== LISTED RECORDS ==
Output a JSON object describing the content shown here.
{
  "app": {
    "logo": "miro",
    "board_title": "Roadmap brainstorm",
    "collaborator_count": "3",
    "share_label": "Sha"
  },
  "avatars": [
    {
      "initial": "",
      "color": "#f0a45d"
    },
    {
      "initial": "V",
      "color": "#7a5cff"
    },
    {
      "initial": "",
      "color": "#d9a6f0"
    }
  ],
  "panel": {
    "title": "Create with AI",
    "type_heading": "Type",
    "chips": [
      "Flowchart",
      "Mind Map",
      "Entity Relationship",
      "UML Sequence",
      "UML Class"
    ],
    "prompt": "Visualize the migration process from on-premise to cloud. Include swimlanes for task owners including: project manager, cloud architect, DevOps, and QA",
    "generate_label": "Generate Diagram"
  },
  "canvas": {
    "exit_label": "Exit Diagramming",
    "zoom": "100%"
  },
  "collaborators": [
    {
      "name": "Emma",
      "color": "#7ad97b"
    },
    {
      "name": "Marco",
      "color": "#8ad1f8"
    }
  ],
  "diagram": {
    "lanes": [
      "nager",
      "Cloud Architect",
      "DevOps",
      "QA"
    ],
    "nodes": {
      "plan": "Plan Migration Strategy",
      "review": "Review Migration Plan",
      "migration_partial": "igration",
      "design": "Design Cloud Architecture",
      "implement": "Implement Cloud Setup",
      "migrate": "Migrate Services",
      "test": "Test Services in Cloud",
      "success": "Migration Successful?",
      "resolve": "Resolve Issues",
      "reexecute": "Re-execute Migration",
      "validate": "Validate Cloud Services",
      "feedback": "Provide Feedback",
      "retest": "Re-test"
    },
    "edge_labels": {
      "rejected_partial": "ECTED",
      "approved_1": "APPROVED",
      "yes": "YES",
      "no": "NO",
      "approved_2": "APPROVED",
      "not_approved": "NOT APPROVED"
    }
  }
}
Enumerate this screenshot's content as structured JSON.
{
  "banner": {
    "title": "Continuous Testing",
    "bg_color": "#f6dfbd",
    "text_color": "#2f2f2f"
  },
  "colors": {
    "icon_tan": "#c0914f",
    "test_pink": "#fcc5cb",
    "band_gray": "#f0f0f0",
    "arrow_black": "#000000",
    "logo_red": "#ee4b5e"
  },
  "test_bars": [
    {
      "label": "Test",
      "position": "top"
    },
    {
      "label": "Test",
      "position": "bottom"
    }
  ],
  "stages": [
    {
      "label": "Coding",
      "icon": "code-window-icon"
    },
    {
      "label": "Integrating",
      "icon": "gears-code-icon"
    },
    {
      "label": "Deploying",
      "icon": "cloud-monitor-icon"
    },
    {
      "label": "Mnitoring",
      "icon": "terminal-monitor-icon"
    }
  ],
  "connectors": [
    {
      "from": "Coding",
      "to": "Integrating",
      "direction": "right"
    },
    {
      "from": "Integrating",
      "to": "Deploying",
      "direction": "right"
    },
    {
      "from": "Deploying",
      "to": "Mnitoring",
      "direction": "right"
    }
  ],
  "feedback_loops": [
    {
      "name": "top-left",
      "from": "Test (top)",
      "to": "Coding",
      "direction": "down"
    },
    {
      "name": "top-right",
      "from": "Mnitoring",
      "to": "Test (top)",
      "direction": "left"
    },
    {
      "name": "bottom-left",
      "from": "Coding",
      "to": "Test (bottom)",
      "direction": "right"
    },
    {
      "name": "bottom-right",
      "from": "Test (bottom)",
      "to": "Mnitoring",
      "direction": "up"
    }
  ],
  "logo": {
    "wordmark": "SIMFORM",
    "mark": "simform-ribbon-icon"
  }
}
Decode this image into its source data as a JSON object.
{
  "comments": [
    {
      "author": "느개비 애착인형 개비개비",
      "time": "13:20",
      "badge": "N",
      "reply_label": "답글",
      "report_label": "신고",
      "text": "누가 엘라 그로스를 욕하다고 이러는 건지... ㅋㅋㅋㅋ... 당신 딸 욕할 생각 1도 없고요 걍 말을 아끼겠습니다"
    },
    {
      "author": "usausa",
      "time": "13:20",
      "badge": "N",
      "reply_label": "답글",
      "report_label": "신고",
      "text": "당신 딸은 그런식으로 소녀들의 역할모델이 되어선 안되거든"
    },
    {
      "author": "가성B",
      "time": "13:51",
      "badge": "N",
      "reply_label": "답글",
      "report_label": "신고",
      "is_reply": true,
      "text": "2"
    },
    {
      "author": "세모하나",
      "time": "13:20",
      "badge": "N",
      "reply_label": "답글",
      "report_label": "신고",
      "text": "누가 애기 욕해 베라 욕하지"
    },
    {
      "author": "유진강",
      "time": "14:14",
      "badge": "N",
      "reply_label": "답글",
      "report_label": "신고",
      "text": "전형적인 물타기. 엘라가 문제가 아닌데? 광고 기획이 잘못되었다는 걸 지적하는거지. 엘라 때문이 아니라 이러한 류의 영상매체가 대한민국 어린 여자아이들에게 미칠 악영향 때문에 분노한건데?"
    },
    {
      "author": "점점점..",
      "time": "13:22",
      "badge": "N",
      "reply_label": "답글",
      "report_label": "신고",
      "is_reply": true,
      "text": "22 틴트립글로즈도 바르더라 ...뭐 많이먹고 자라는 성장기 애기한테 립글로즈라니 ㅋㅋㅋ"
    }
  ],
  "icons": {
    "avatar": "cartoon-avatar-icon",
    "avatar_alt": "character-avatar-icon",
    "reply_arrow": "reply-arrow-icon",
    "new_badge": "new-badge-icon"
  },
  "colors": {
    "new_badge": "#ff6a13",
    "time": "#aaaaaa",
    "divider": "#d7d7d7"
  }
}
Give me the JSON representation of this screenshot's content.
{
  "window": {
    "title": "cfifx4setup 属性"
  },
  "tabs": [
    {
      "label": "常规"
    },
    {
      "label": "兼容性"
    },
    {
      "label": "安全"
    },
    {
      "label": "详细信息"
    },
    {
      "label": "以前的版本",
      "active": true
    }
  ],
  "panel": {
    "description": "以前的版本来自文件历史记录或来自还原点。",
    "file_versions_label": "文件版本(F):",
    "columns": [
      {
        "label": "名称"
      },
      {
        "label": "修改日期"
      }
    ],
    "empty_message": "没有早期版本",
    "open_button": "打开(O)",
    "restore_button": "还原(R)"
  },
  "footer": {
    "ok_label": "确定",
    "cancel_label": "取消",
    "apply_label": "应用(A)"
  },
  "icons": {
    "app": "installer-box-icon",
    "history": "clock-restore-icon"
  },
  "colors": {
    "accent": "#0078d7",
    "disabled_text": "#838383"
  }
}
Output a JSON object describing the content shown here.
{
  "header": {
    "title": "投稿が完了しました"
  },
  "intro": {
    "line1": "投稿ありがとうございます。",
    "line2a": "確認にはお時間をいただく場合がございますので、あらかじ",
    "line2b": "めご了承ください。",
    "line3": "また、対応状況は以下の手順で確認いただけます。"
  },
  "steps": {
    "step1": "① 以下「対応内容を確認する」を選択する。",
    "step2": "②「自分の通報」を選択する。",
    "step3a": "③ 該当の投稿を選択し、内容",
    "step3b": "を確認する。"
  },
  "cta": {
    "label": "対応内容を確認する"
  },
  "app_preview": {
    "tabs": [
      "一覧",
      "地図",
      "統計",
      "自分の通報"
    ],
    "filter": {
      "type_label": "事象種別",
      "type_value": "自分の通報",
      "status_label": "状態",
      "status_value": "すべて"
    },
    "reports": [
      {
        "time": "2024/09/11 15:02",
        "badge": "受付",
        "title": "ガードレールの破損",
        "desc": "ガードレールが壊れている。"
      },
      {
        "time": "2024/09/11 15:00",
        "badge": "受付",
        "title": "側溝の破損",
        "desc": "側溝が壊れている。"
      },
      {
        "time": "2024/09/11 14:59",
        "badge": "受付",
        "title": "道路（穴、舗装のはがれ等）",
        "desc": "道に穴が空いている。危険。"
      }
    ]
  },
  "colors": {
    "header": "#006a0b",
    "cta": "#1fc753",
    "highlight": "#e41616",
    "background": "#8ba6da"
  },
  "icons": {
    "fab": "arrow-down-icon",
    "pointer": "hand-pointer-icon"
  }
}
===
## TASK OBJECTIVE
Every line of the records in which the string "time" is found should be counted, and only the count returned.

## RESPONSE
10